### The problem
Nothing in the records should be changed in the copy, though the pictures must be left out.
==== Data listing
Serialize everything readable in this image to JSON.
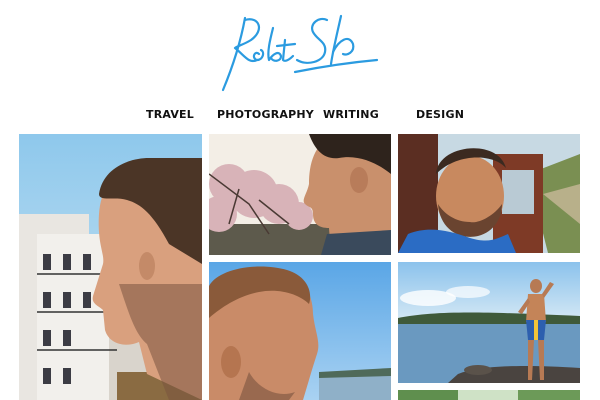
{
  "site": {
    "signature_color": "#2b9be0"
  },
  "nav": {
    "items": [
      {
        "label": "TRAVEL"
      },
      {
        "label": "PHOTOGRAPHY"
      },
      {
        "label": "WRITING"
      },
      {
        "label": "DESIGN"
      }
    ]
  },
  "gallery": {
    "photos": [
      {
        "name": "portrait-profile-city-photo"
      },
      {
        "name": "cherry-blossom-portrait-photo"
      },
      {
        "name": "train-window-selfie-photo"
      },
      {
        "name": "sky-portrait-photo"
      },
      {
        "name": "lake-shore-photo"
      }
    ]
  }
}
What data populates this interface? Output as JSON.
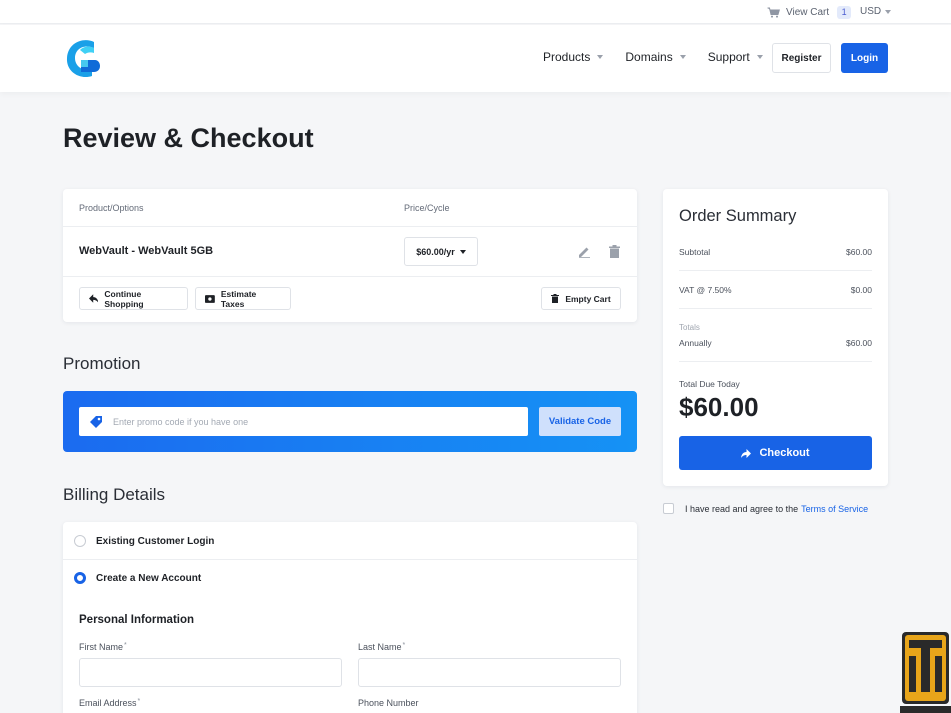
{
  "topbar": {
    "cart_label": "View Cart",
    "cart_count": "1",
    "currency": "USD"
  },
  "header": {
    "nav": [
      {
        "label": "Products"
      },
      {
        "label": "Domains"
      },
      {
        "label": "Support"
      }
    ],
    "register_label": "Register",
    "login_label": "Login"
  },
  "page": {
    "title": "Review & Checkout"
  },
  "cart": {
    "col_product": "Product/Options",
    "col_price": "Price/Cycle",
    "item_name": "WebVault - WebVault 5GB",
    "item_price": "$60.00/yr",
    "continue_label": "Continue Shopping",
    "estimate_label": "Estimate Taxes",
    "empty_label": "Empty Cart"
  },
  "promotion": {
    "title": "Promotion",
    "placeholder": "Enter promo code if you have one",
    "validate_label": "Validate Code"
  },
  "billing": {
    "title": "Billing Details",
    "existing_label": "Existing Customer Login",
    "new_label": "Create a New Account",
    "personal_title": "Personal Information",
    "first_name_label": "First Name",
    "last_name_label": "Last Name",
    "email_label": "Email Address",
    "phone_label": "Phone Number",
    "required_mark": "*"
  },
  "summary": {
    "title": "Order Summary",
    "subtotal_label": "Subtotal",
    "subtotal_value": "$60.00",
    "vat_label": "VAT @ 7.50%",
    "vat_value": "$0.00",
    "totals_label": "Totals",
    "annually_label": "Annually",
    "annually_value": "$60.00",
    "due_label": "Total Due Today",
    "due_amount": "$60.00",
    "checkout_label": "Checkout"
  },
  "tos": {
    "text": "I have read and agree to the",
    "link": "Terms of Service"
  },
  "colors": {
    "primary": "#1863e6",
    "promo_gradient_start": "#1b6bf0",
    "promo_gradient_end": "#1592f5",
    "page_bg": "#f5f6f8"
  },
  "icons": [
    "cart-icon",
    "caret-down-icon",
    "edit-icon",
    "trash-icon",
    "arrow-left-icon",
    "tax-icon",
    "tag-icon",
    "arrow-right-icon"
  ]
}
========
### Answer box
Serialize everything readable in this image to JSON.
{
  "site": {
    "signature_color": "#2b9be0"
  },
  "nav": {
    "items": [
      {
        "label": "TRAVEL"
      },
      {
        "label": "PHOTOGRAPHY"
      },
      {
        "label": "WRITING"
      },
      {
        "label": "DESIGN"
      }
    ]
  },
  "gallery": {
    "photos": [
      {
        "name": "portrait-profile-city-photo"
      },
      {
        "name": "cherry-blossom-portrait-photo"
      },
      {
        "name": "train-window-selfie-photo"
      },
      {
        "name": "sky-portrait-photo"
      },
      {
        "name": "lake-shore-photo"
      }
    ]
  }
}
What data populates this interface? Output as JSON.
{
  "topbar": {
    "cart_label": "View Cart",
    "cart_count": "1",
    "currency": "USD"
  },
  "header": {
    "nav": [
      {
        "label": "Products"
      },
      {
        "label": "Domains"
      },
      {
        "label": "Support"
      }
    ],
    "register_label": "Register",
    "login_label": "Login"
  },
  "page": {
    "title": "Review & Checkout"
  },
  "cart": {
    "col_product": "Product/Options",
    "col_price": "Price/Cycle",
    "item_name": "WebVault - WebVault 5GB",
    "item_price": "$60.00/yr",
    "continue_label": "Continue Shopping",
    "estimate_label": "Estimate Taxes",
    "empty_label": "Empty Cart"
  },
  "promotion": {
    "title": "Promotion",
    "placeholder": "Enter promo code if you have one",
    "validate_label": "Validate Code"
  },
  "billing": {
    "title": "Billing Details",
    "existing_label": "Existing Customer Login",
    "new_label": "Create a New Account",
    "personal_title": "Personal Information",
    "first_name_label": "First Name",
    "last_name_label": "Last Name",
    "email_label": "Email Address",
    "phone_label": "Phone Number",
    "required_mark": "*"
  },
  "summary": {
    "title": "Order Summary",
    "subtotal_label": "Subtotal",
    "subtotal_value": "$60.00",
    "vat_label": "VAT @ 7.50%",
    "vat_value": "$0.00",
    "totals_label": "Totals",
    "annually_label": "Annually",
    "annually_value": "$60.00",
    "due_label": "Total Due Today",
    "due_amount": "$60.00",
    "checkout_label": "Checkout"
  },
  "tos": {
    "text": "I have read and agree to the",
    "link": "Terms of Service"
  },
  "colors": {
    "primary": "#1863e6",
    "promo_gradient_start": "#1b6bf0",
    "promo_gradient_end": "#1592f5",
    "page_bg": "#f5f6f8"
  },
  "icons": [
    "cart-icon",
    "caret-down-icon",
    "edit-icon",
    "trash-icon",
    "arrow-left-icon",
    "tax-icon",
    "tag-icon",
    "arrow-right-icon"
  ]
}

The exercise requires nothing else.